Britain’s vets need to resist “kneejerk reactions” concerning calls to restrict their freedom to dispense antibiotics says the British Veterinary Association (BVA) president, John Blackwell.
Addressing the BVA’s annual Welsh dinner, he acknowledged that antimicrobial resistance (AMR) ranked among the profession’s primary concerns in every survey carried out by the association.
“Being concerned, of course, is not enough,” he told the gathering in Cardiff. “As vets, we need to be actively involved in educating clients about the risks of inappropriate use of antibiotics and put AMR on everyone’s agenda as a public health issue.”
In doing this, however, he urged his audience to approach AMR in a “balanced” manner.
“We need to resist kneejerk reactions, such as the calls from some quarters to restrict and reduce the ability of the veterinary surgeon to dispense antibiotics,” he said. “This would have the potential for huge welfare concerns for animals under our care with a very tenuous evidence base.
“However, the profession and the wider industry has to take responsibility for antibiotic usage and support the work of groups such as the Cattle Health and Welfare Group who are considering how to improve data collection recording ‘on farm’ of sector specific usage of antibiotics.”

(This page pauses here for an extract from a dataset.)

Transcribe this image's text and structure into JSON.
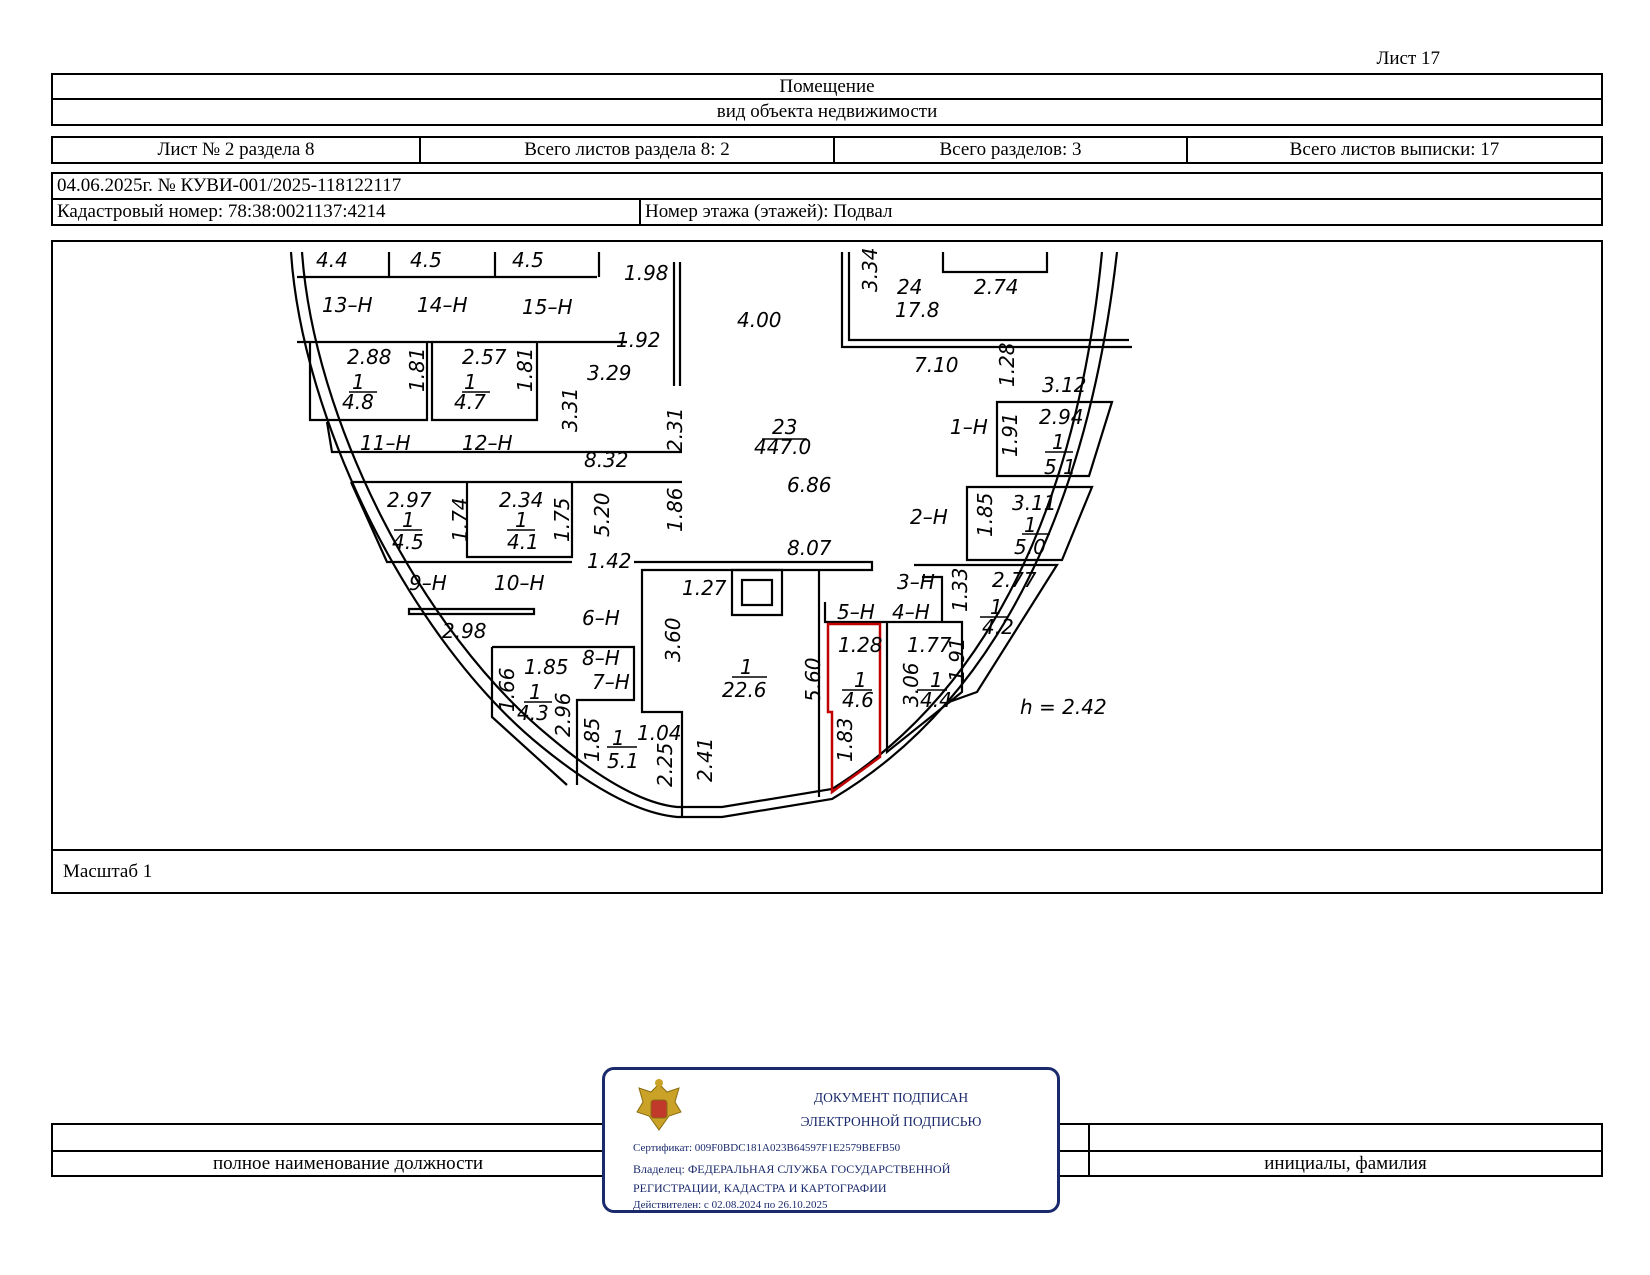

Mr Blackwell (pictured above) also made time to welcome the new Veterinary Science Centre and other innovations in disease surveillance in Wales, although he warned that local vets needed to “remain at the heart of official veterinarian services” in the country.